RECORDS FOR THIS TASK:
· · · ·
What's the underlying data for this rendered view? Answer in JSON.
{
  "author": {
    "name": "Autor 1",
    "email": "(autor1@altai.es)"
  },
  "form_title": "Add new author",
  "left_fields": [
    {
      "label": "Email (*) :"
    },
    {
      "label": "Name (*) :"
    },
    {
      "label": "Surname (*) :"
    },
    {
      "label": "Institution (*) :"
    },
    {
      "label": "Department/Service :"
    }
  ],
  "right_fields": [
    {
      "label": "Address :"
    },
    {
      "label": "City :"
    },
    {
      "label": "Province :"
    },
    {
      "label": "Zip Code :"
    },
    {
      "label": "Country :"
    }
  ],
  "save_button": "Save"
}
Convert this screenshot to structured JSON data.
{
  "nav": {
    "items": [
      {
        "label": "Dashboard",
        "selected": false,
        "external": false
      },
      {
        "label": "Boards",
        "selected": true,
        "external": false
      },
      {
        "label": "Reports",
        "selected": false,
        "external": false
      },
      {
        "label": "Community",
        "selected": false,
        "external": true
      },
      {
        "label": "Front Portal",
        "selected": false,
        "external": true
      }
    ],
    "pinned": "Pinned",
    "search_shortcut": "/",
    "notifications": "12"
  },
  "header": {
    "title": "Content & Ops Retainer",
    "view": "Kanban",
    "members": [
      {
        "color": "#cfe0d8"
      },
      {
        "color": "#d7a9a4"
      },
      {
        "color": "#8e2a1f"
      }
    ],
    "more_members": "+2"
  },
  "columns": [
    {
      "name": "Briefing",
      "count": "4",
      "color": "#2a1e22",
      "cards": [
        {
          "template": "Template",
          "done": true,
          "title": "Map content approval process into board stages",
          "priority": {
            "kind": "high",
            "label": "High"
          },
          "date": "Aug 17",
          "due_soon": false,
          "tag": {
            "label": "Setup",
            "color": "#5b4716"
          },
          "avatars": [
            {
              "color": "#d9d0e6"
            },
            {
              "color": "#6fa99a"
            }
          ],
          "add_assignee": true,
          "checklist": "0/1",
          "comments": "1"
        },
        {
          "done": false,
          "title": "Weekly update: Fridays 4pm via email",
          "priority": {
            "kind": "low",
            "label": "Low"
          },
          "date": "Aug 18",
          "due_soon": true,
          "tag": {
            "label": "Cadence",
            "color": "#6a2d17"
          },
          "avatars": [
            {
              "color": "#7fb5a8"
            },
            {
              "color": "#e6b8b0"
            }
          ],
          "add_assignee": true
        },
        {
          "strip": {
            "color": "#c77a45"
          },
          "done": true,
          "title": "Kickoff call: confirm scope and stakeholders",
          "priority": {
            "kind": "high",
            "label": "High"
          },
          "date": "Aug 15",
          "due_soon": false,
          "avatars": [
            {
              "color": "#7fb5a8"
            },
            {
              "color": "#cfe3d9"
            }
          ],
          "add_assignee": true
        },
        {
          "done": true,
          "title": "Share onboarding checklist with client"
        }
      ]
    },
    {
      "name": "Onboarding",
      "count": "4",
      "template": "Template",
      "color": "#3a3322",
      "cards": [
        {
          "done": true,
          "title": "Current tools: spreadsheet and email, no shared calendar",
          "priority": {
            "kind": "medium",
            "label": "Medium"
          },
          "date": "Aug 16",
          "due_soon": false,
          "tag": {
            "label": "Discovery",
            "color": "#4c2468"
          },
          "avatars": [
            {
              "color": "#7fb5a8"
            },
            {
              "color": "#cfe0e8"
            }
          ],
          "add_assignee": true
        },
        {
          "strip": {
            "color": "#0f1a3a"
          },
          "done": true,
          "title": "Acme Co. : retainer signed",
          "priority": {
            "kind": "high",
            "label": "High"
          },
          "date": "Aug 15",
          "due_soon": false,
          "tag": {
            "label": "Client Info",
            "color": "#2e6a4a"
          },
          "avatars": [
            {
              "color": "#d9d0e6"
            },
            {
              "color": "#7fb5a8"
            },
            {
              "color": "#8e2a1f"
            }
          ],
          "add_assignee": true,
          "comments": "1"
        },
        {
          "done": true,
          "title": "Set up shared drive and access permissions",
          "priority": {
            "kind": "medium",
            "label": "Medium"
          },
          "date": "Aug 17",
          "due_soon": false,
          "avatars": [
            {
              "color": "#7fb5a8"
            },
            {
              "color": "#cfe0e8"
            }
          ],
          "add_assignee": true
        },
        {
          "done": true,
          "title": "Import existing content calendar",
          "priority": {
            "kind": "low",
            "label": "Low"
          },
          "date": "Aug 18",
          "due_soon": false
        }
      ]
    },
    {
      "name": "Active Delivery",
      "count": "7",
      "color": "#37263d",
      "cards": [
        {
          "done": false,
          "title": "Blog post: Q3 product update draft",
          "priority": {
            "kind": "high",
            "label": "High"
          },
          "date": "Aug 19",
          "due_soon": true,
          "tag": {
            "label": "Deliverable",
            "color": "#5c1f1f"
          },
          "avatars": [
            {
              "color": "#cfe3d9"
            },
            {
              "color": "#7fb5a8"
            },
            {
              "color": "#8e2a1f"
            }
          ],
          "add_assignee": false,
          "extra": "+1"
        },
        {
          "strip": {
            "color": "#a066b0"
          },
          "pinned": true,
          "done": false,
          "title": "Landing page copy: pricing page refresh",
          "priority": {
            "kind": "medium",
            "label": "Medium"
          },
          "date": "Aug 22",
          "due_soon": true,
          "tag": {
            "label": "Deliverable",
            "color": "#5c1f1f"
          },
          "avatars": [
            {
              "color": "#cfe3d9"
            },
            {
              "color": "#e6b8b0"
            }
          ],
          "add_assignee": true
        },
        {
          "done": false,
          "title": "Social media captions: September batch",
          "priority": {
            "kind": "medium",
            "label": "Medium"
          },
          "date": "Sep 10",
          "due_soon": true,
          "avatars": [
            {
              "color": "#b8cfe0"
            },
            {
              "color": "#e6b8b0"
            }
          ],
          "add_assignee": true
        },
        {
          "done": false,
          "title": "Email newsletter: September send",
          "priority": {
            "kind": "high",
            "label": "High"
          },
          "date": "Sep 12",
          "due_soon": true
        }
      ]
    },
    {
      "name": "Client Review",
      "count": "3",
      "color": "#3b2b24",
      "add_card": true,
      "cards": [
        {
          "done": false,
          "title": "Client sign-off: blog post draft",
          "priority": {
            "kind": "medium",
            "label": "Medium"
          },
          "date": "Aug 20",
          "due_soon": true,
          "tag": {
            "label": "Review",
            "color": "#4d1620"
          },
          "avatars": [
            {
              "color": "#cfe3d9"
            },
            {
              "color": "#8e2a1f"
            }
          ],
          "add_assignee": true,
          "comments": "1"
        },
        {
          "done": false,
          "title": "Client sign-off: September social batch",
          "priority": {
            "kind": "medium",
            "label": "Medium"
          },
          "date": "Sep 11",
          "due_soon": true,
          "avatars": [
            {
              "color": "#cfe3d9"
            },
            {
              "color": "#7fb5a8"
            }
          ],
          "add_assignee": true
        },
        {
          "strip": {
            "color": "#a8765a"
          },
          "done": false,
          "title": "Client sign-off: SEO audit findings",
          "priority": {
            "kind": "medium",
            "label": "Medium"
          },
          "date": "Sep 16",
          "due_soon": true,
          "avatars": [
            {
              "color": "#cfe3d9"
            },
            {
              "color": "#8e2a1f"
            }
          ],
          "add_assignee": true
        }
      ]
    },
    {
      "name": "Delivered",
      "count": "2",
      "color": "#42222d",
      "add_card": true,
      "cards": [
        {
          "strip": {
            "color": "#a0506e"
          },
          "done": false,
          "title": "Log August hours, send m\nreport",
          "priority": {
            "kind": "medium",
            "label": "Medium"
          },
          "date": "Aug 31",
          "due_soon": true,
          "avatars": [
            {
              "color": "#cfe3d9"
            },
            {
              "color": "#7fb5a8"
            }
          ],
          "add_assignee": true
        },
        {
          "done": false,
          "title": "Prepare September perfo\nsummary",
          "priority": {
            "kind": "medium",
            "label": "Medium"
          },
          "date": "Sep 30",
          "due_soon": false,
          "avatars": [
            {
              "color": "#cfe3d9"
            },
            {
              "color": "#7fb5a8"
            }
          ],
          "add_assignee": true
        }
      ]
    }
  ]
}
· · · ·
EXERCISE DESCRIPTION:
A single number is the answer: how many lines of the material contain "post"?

TASK OUTPUT:
2